“We want people to be in the very best shape they can be before they have surgery,” says colorectal surgeon Mark Gilder, MD. “So we have developed a set of guidelines that involves patient education and a team of specialists. Our patients know what to expect before and after surgery, and they have the resources—workbooks, classes, even an app—to help them recover more quickly.”

The guidelines are part of SBMC’s Comprehensive Recovery Pathway (CRP). Specialists designed them to help a variety of patients, from those having chest, colon or gynecological surgery, to those having total joint replacement and weight loss surgery, to patients giving birth through cesarean section.

“For over five years, and for close to 1,000 patients, these pathways have become part of our normal system,” Dr. Gilder says. “They work amazingly well to help patients recover sooner and have fewer complications.”

SBMC experts were recently invited to an international medical conference to share their results. “Comprehensive Recovery Pathways are just as dramatic and exciting to me as the surgical advances I’ve seen in my 28 years as a surgeon,” Dr. Gilder says. “And our team here at Saint Barnabas Medical Center is very good at using them to help our patients.
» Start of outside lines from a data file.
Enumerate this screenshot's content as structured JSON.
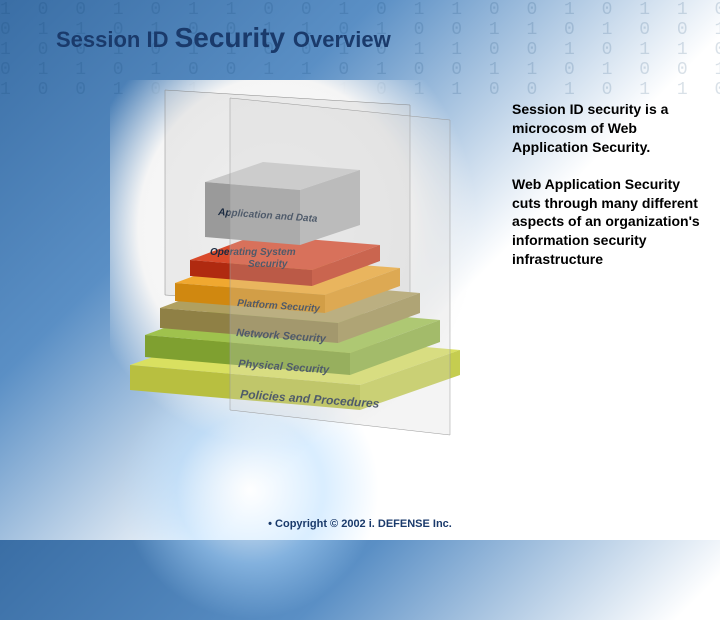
{
  "title": {
    "part1": "Session ID ",
    "part2": "Security ",
    "part3": "Overview"
  },
  "diagram": {
    "layers": [
      {
        "label": "Application and Data",
        "color": "#b8b8b8"
      },
      {
        "label": "Operating System Security",
        "color": "#d94a2b"
      },
      {
        "label": "Platform Security",
        "color": "#f0a830"
      },
      {
        "label": "Network Security",
        "color": "#b0a060"
      },
      {
        "label": "Physical Security",
        "color": "#9fc24d"
      },
      {
        "label": "Policies and Procedures",
        "color": "#d9e060"
      }
    ]
  },
  "body": {
    "p1": "Session ID security is a microcosm of Web Application Security.",
    "p2": "Web Application Security cuts through many different aspects of an organization's information security infrastructure"
  },
  "footer": "• Copyright © 2002 i. DEFENSE Inc."
}
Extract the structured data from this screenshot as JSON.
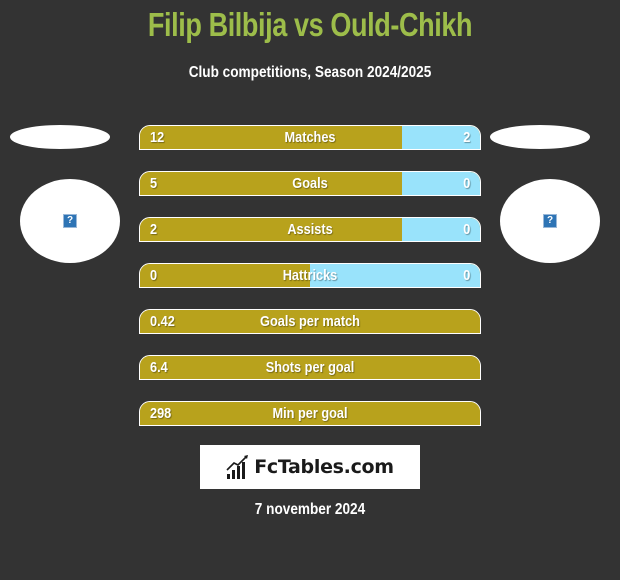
{
  "header": {
    "title": "Filip Bilbija vs Ould-Chikh",
    "subtitle": "Club competitions, Season 2024/2025"
  },
  "players": {
    "left": {
      "avatar_icon": "question-mark-icon",
      "avatar_glyph": "?"
    },
    "right": {
      "avatar_icon": "question-mark-icon",
      "avatar_glyph": "?"
    }
  },
  "colors": {
    "title": "#9dbd4a",
    "left_bar": "#b8a21c",
    "right_bar": "#99e3fb",
    "background": "#333333"
  },
  "stats": [
    {
      "label": "Matches",
      "left": "12",
      "right": "2",
      "left_share": 0.77,
      "has_right": true
    },
    {
      "label": "Goals",
      "left": "5",
      "right": "0",
      "left_share": 0.77,
      "has_right": true
    },
    {
      "label": "Assists",
      "left": "2",
      "right": "0",
      "left_share": 0.77,
      "has_right": true
    },
    {
      "label": "Hattricks",
      "left": "0",
      "right": "0",
      "left_share": 0.5,
      "has_right": true
    },
    {
      "label": "Goals per match",
      "left": "0.42",
      "right": "",
      "left_share": 1.0,
      "has_right": false
    },
    {
      "label": "Shots per goal",
      "left": "6.4",
      "right": "",
      "left_share": 1.0,
      "has_right": false
    },
    {
      "label": "Min per goal",
      "left": "298",
      "right": "",
      "left_share": 1.0,
      "has_right": false
    }
  ],
  "footer": {
    "logo_text": "FcTables.com",
    "logo_icon": "bar-chart-icon",
    "date": "7 november 2024"
  }
}
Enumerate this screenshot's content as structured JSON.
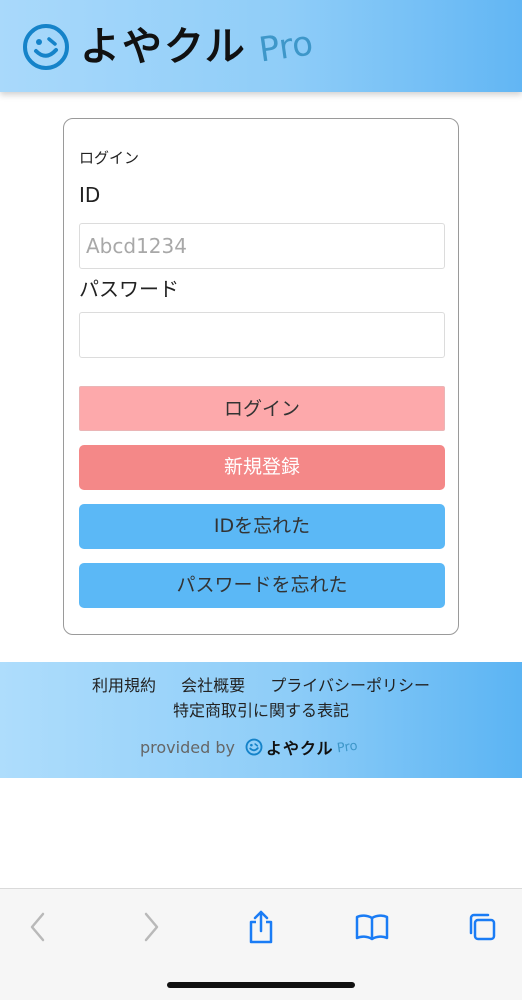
{
  "header": {
    "logo_text": "よやクル",
    "logo_suffix": "Pro"
  },
  "login_card": {
    "title": "ログイン",
    "id_label": "ID",
    "id_placeholder": "Abcd1234",
    "id_value": "",
    "password_label": "パスワード",
    "password_value": "",
    "login_button": "ログイン",
    "register_button": "新規登録",
    "forgot_id_button": "IDを忘れた",
    "forgot_password_button": "パスワードを忘れた"
  },
  "footer": {
    "links": [
      "利用規約",
      "会社概要",
      "プライバシーポリシー"
    ],
    "link_commerce": "特定商取引に関する表記",
    "provided_by": "provided by",
    "logo_text": "よやクル",
    "logo_suffix": "Pro"
  },
  "browser_toolbar": {
    "icons": [
      "back-icon",
      "forward-icon",
      "share-icon",
      "bookmarks-icon",
      "tabs-icon"
    ]
  },
  "colors": {
    "header_gradient_start": "#a9d9fb",
    "header_gradient_end": "#62b6f4",
    "login_button": "#fda9ab",
    "register_button": "#f48888",
    "forgot_buttons": "#5bb8f6",
    "safari_blue": "#1a7cf5"
  }
}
They’re a win for everyone involved.”

To learn more about gastrointestinal cancer care at Saint Barnabas Medical Center, call 888.724.7123 or visit www.rwjbh.org/sbmcgicancer.